## Exercise brief
Every line of the data is to be reproduced exactly.
= = = =
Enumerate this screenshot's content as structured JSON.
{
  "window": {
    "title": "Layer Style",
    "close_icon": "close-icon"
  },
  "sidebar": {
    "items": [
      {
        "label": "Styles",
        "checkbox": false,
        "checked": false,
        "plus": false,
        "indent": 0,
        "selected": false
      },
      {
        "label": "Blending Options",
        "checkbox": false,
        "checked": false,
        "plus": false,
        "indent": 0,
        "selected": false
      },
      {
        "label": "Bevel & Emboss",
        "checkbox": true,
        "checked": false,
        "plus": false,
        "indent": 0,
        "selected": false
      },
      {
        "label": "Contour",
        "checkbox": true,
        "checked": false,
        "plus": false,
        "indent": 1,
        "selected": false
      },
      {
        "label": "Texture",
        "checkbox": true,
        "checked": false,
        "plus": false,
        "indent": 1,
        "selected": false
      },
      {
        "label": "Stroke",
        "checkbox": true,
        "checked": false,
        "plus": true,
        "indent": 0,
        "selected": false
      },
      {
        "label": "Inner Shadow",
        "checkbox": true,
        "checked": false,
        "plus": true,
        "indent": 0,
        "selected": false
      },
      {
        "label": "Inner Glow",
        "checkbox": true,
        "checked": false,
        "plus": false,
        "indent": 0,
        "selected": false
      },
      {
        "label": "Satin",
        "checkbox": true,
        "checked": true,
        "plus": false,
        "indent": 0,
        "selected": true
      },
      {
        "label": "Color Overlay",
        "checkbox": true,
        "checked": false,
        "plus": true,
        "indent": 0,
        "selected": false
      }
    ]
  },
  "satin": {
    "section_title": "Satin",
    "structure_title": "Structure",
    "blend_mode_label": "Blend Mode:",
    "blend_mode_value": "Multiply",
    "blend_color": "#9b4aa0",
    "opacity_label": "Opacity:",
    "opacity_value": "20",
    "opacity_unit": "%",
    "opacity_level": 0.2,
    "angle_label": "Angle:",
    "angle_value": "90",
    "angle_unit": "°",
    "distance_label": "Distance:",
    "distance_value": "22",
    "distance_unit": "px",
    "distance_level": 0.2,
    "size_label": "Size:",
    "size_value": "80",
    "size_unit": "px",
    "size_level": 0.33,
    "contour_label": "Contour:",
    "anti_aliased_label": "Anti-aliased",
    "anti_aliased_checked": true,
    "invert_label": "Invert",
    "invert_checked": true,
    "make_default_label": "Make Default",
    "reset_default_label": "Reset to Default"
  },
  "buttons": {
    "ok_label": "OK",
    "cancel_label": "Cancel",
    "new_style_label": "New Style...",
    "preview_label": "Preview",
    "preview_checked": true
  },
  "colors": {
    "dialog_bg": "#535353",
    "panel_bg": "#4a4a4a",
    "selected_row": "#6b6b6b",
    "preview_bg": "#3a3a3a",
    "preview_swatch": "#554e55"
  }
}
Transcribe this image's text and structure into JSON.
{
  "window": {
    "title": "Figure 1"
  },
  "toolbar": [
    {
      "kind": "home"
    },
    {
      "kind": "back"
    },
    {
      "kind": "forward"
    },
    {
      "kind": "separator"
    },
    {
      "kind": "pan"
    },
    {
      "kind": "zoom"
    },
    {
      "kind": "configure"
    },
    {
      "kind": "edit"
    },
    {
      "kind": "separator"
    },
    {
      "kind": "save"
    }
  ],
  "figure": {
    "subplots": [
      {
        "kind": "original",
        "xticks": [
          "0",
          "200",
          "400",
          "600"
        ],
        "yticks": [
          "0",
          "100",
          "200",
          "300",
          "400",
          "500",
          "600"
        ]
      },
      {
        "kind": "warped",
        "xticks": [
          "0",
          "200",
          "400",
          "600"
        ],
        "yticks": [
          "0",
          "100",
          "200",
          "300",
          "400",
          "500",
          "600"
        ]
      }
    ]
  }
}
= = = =
## Output for this exercise
Enumerate this screenshot's content as structured JSON.
{
  "window": {
    "title": "Layer Style",
    "close_icon": "close-icon"
  },
  "sidebar": {
    "items": [
      {
        "label": "Styles",
        "checkbox": false,
        "checked": false,
        "plus": false,
        "indent": 0,
        "selected": false
      },
      {
        "label": "Blending Options",
        "checkbox": false,
        "checked": false,
        "plus": false,
        "indent": 0,
        "selected": false
      },
      {
        "label": "Bevel & Emboss",
        "checkbox": true,
        "checked": false,
        "plus": false,
        "indent": 0,
        "selected": false
      },
      {
        "label": "Contour",
        "checkbox": true,
        "checked": false,
        "plus": false,
        "indent": 1,
        "selected": false
      },
      {
        "label": "Texture",
        "checkbox": true,
        "checked": false,
        "plus": false,
        "indent": 1,
        "selected": false
      },
      {
        "label": "Stroke",
        "checkbox": true,
        "checked": false,
        "plus": true,
        "indent": 0,
        "selected": false
      },
      {
        "label": "Inner Shadow",
        "checkbox": true,
        "checked": false,
        "plus": true,
        "indent": 0,
        "selected": false
      },
      {
        "label": "Inner Glow",
        "checkbox": true,
        "checked": false,
        "plus": false,
        "indent": 0,
        "selected": false
      },
      {
        "label": "Satin",
        "checkbox": true,
        "checked": true,
        "plus": false,
        "indent": 0,
        "selected": true
      },
      {
        "label": "Color Overlay",
        "checkbox": true,
        "checked": false,
        "plus": true,
        "indent": 0,
        "selected": false
      }
    ]
  },
  "satin": {
    "section_title": "Satin",
    "structure_title": "Structure",
    "blend_mode_label": "Blend Mode:",
    "blend_mode_value": "Multiply",
    "blend_color": "#9b4aa0",
    "opacity_label": "Opacity:",
    "opacity_value": "20",
    "opacity_unit": "%",
    "opacity_level": 0.2,
    "angle_label": "Angle:",
    "angle_value": "90",
    "angle_unit": "°",
    "distance_label": "Distance:",
    "distance_value": "22",
    "distance_unit": "px",
    "distance_level": 0.2,
    "size_label": "Size:",
    "size_value": "80",
    "size_unit": "px",
    "size_level": 0.33,
    "contour_label": "Contour:",
    "anti_aliased_label": "Anti-aliased",
    "anti_aliased_checked": true,
    "invert_label": "Invert",
    "invert_checked": true,
    "make_default_label": "Make Default",
    "reset_default_label": "Reset to Default"
  },
  "buttons": {
    "ok_label": "OK",
    "cancel_label": "Cancel",
    "new_style_label": "New Style...",
    "preview_label": "Preview",
    "preview_checked": true
  },
  "colors": {
    "dialog_bg": "#535353",
    "panel_bg": "#4a4a4a",
    "selected_row": "#6b6b6b",
    "preview_bg": "#3a3a3a",
    "preview_swatch": "#554e55"
  }
}
Transcribe this image's text and structure into JSON.
{
  "window": {
    "title": "Figure 1"
  },
  "toolbar": [
    {
      "kind": "home"
    },
    {
      "kind": "back"
    },
    {
      "kind": "forward"
    },
    {
      "kind": "separator"
    },
    {
      "kind": "pan"
    },
    {
      "kind": "zoom"
    },
    {
      "kind": "configure"
    },
    {
      "kind": "edit"
    },
    {
      "kind": "separator"
    },
    {
      "kind": "save"
    }
  ],
  "figure": {
    "subplots": [
      {
        "kind": "original",
        "xticks": [
          "0",
          "200",
          "400",
          "600"
        ],
        "yticks": [
          "0",
          "100",
          "200",
          "300",
          "400",
          "500",
          "600"
        ]
      },
      {
        "kind": "warped",
        "xticks": [
          "0",
          "200",
          "400",
          "600"
        ],
        "yticks": [
          "0",
          "100",
          "200",
          "300",
          "400",
          "500",
          "600"
        ]
      }
    ]
  }
}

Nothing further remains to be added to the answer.